We all know that communication is the key to success, but it is important to recognize that communication is a process that involves far more activity than simple speech. All people possess a natural instinct to analyze and interpret physical gestures by way of body language as interaction occurs. Studies have even shown that body language and tonality may be more accurate indicators of meaning and emotions than spoken word.
Considering that nonverbal communication creates a deeper impression on others than verbal communication, mastering the ability to understand and use nonverbal communication, or body language, is a powerful tool that can help you connect with others and express what you truly intend to convey. Exercising even a little deliberate control over one’s body language can thus produce immeasurable benefits in the quality of relationships we build.
The following are some tips and techniques you can follow to apply effective and constructive body language.
1. Increase your awareness of your body language.
Because communication is such an instinctive behavior, people easily neglect to be mindful of if, or when, body language is having impact on their encounters with others. Practicing effective communication in this regard therefore demands constantly reminding oneself not to default to emotionally driven nonverbal communication, but to overcome this impulse with self-controlled nonverbal communication. Simply put, develop the habit of paying attention to the demeanor of your body as you talk to others. Take notice of your posture, your stance, and general movements as emotions fluctuate during conversation.
2. Try to get more information about what you communicate nonverbally, so that you will know what to change and what to retain.
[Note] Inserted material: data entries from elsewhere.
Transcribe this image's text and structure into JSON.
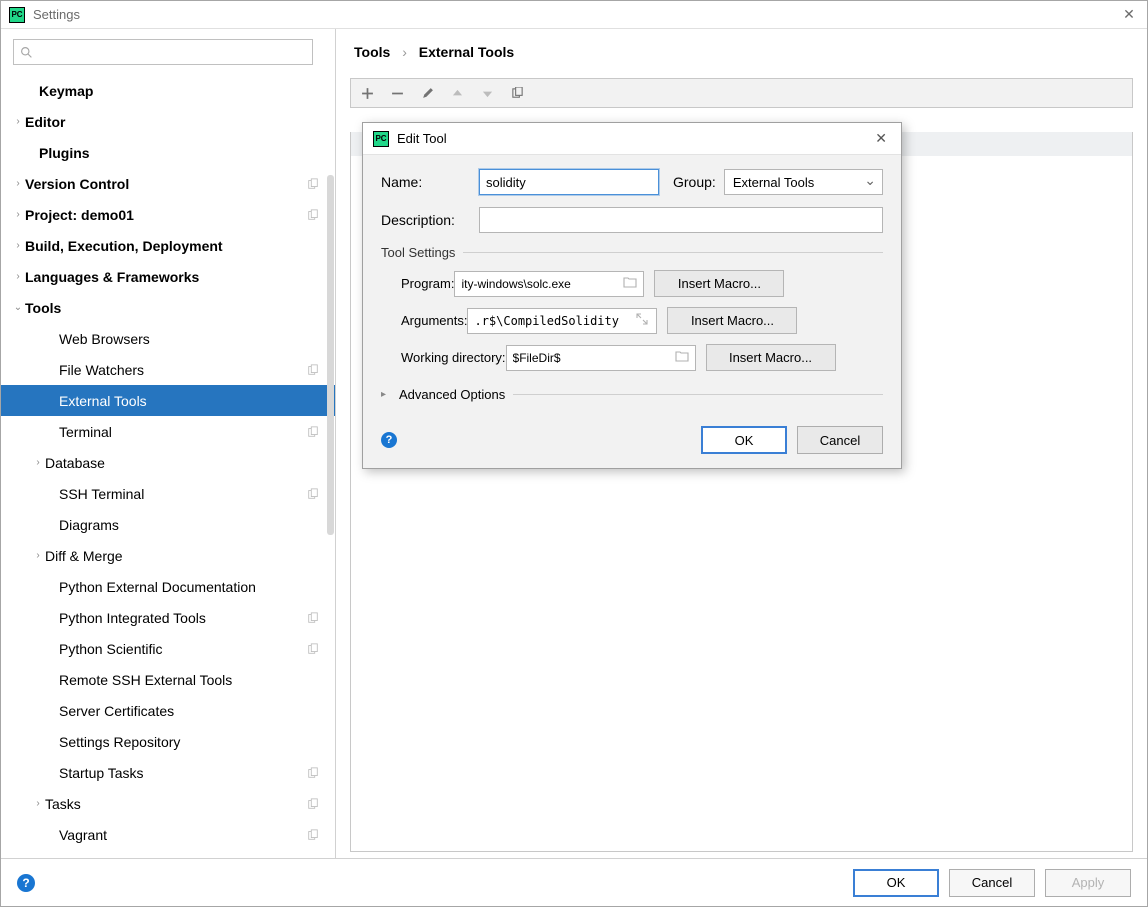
{
  "window": {
    "title": "Settings"
  },
  "sidebar": {
    "search_placeholder": "",
    "items": [
      {
        "label": "Keymap",
        "bold": true,
        "indent": 0,
        "expander": "",
        "copy": false
      },
      {
        "label": "Editor",
        "bold": true,
        "indent": 0,
        "expander": "›",
        "copy": false
      },
      {
        "label": "Plugins",
        "bold": true,
        "indent": 0,
        "expander": "",
        "copy": false
      },
      {
        "label": "Version Control",
        "bold": true,
        "indent": 0,
        "expander": "›",
        "copy": true
      },
      {
        "label": "Project: demo01",
        "bold": true,
        "indent": 0,
        "expander": "›",
        "copy": true
      },
      {
        "label": "Build, Execution, Deployment",
        "bold": true,
        "indent": 0,
        "expander": "›",
        "copy": false
      },
      {
        "label": "Languages & Frameworks",
        "bold": true,
        "indent": 0,
        "expander": "›",
        "copy": false
      },
      {
        "label": "Tools",
        "bold": true,
        "indent": 0,
        "expander": "⌄",
        "copy": false
      },
      {
        "label": "Web Browsers",
        "bold": false,
        "indent": 1,
        "expander": "",
        "copy": false
      },
      {
        "label": "File Watchers",
        "bold": false,
        "indent": 1,
        "expander": "",
        "copy": true
      },
      {
        "label": "External Tools",
        "bold": false,
        "indent": 1,
        "expander": "",
        "copy": false,
        "selected": true
      },
      {
        "label": "Terminal",
        "bold": false,
        "indent": 1,
        "expander": "",
        "copy": true
      },
      {
        "label": "Database",
        "bold": false,
        "indent": 1,
        "expander": "›",
        "copy": false
      },
      {
        "label": "SSH Terminal",
        "bold": false,
        "indent": 1,
        "expander": "",
        "copy": true
      },
      {
        "label": "Diagrams",
        "bold": false,
        "indent": 1,
        "expander": "",
        "copy": false
      },
      {
        "label": "Diff & Merge",
        "bold": false,
        "indent": 1,
        "expander": "›",
        "copy": false
      },
      {
        "label": "Python External Documentation",
        "bold": false,
        "indent": 1,
        "expander": "",
        "copy": false
      },
      {
        "label": "Python Integrated Tools",
        "bold": false,
        "indent": 1,
        "expander": "",
        "copy": true
      },
      {
        "label": "Python Scientific",
        "bold": false,
        "indent": 1,
        "expander": "",
        "copy": true
      },
      {
        "label": "Remote SSH External Tools",
        "bold": false,
        "indent": 1,
        "expander": "",
        "copy": false
      },
      {
        "label": "Server Certificates",
        "bold": false,
        "indent": 1,
        "expander": "",
        "copy": false
      },
      {
        "label": "Settings Repository",
        "bold": false,
        "indent": 1,
        "expander": "",
        "copy": false
      },
      {
        "label": "Startup Tasks",
        "bold": false,
        "indent": 1,
        "expander": "",
        "copy": true
      },
      {
        "label": "Tasks",
        "bold": false,
        "indent": 1,
        "expander": "›",
        "copy": true
      },
      {
        "label": "Vagrant",
        "bold": false,
        "indent": 1,
        "expander": "",
        "copy": true
      }
    ]
  },
  "breadcrumb": {
    "root": "Tools",
    "current": "External Tools"
  },
  "dialog": {
    "title": "Edit Tool",
    "labels": {
      "name": "Name:",
      "group": "Group:",
      "description": "Description:",
      "tool_settings": "Tool Settings",
      "program": "Program:",
      "arguments": "Arguments:",
      "working_dir": "Working directory:",
      "advanced": "Advanced Options",
      "insert_macro": "Insert Macro...",
      "ok": "OK",
      "cancel": "Cancel"
    },
    "values": {
      "name": "solidity",
      "group": "External Tools",
      "description": "",
      "program": "ity-windows\\solc.exe",
      "arguments": ".r$\\CompiledSolidity",
      "working_dir": "$FileDir$"
    }
  },
  "footer": {
    "ok": "OK",
    "cancel": "Cancel",
    "apply": "Apply"
  }
}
Awareness of one’s body language is a good start to effective nonverbal communication, but the most important step of this transformation is actual adjustment of behavior. This can be a challenging thing to accomplish because modifying body language typically feels counterintuitive. For instance, convincing yourself to stand tall when negative emotion makes you want to slouch can feel uncomfortable. Or convincing yourself not to be animated when a situation provokes agitation can feel unnerving. Even so, it is fundamental not to give in to the uneasiness of body language that doesn’t match one’s emotions. Pushing through that conflict consistently will more often than not produce desirable outcomes.
3. Know how certain behaviors are typically interpreted.
Considering how many moving parts our bodies possess, nonverbal communication is an activity which occurs across an expansive spectrum. Regardless of its complexity however, paying close attention to three main components of nonverbal communication can usually make it easier for you to gain control of your body language during communication. These components are: facial expressions, posture, and hand gestures. Different situations call for different reactions but it is usually the case that:
Warm facial expressions encourage receptiveness in others. The simple smile is one of the most universally recognized messages of friendship across all cultures.
Eye contact keeps others engaged in your conversation. Making an effort to look others in the eye as you talk to them is an easy way to stimulate participation in your discussions.
Upright posture projects confidence and reliability. Slouching and hunching over should be avoided at all costs because they make people think you are unsure of yourself.
Tempered and open hand gestures help put others at ease with your message. For instance, closing one’s fists constantly or speaking with folded arms are motions that are more likely to communicate confrontation or defensiveness.
4. Practice! Practice! Practice!
Like all human abilities, mastery of effective nonverbal communication can only happen with dedicated practice. If at first you don’t succeed, try and try again. Progress may be slow, or even difficult, but in the long run the benefit of being able to develop sound relationships and interactions with others makes this transformation well worth it.